The other problem seems more severe: ll-xist is installed as the packages ll.xist, but the package init file ll/__init__.py is *not* provided by this package, but by the ll-core package instead. If I understood http://peak.telecommunity.com/DevCenter/setuptools#namespace-packages correctly distributing subpackages via setuptools only works if the package init file is empty, which it isn't in this case.
Technically, you can do it, it's just not guaranteed that the non-empty one will be executed, unless it's first on sys.path.
Is there any workaround for this?
You can distribute an identical __init__.py with each distribution that shares that parent package. If there is too much to duplicate, I would suggest moving the contents out to a module (e.g. _my_init.py), and then putting something like this in the __init__.py of each distributed package:
import pkg_resources; del pkg_resources from _my_init import *
and make sure that all the distributions that don't contain the _my_init module have declared a dependency to the one that does.

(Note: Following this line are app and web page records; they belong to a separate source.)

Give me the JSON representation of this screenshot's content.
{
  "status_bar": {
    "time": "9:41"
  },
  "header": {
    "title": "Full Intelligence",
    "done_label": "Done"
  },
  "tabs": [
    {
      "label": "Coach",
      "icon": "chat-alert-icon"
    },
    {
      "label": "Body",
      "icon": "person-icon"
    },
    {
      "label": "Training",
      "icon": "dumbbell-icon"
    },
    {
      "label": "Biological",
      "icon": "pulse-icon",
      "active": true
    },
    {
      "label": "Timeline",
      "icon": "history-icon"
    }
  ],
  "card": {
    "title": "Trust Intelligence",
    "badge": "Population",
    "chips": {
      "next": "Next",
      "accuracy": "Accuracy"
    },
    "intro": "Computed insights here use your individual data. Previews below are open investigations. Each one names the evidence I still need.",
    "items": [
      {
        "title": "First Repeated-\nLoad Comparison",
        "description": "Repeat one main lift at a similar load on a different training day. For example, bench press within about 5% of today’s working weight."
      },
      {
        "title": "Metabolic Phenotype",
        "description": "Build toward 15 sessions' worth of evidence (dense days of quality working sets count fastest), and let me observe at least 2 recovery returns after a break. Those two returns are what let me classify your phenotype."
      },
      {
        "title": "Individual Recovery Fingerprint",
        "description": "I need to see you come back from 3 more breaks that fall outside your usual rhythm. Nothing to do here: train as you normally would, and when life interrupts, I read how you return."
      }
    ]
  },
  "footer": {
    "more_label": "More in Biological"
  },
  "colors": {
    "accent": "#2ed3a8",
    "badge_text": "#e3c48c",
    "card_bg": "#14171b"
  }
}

The reason for the pkg_resources import is to ensure that it has a chance to set up the namespace package; if the modules were installed via a .pth file, and pkg_resources has not been imported yet, then the runtime system may not have made the package a namespace package yet, and it absolutely needs to be before the _my_init module gets imported, so that it will be on the package __path__.
On occasion I've thought of maybe executing *all* the __init__ modules, but it seems potentially error-prone. If you want to try it, change this line in the _handle_ns routine of pkg_resources:
module = sys.modules.get(packageName) or loader.load_module(packageName)
to read instead:
module = loader.load_module(packageName)
and this will cause it to load *all* of the __init__ modules. However, the order of execution is still not guaranteed, and I'm not certain that it might not cause an __init__ to be reloaded if its grandparent directory is included twice on sys.path. Anyway, let me know if that change works for you, and I will think some more on the "load all __init__ modules" strategy. Even if I do implement it, I will want to mainly advise people to use empty __init__ modules for any new namespace packages they create.